[[ EXERCISE INPUTS, beginning ]]

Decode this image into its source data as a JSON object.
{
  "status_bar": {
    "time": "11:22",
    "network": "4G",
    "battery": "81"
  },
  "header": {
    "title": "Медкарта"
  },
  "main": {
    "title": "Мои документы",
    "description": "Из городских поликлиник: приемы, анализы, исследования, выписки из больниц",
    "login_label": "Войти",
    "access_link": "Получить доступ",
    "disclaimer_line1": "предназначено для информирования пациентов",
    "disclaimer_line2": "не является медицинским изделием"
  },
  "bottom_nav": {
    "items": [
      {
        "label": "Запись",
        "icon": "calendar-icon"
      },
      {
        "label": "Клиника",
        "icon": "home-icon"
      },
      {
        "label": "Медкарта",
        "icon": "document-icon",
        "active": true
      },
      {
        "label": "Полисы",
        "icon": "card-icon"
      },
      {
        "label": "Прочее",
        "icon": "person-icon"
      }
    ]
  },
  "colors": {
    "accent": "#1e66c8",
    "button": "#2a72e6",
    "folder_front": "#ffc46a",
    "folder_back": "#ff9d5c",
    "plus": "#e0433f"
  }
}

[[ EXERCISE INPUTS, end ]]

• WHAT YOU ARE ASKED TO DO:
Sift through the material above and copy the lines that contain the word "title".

• ANSWER SPACE:
    "title": "Медкарта"
    "title": "Мои документы",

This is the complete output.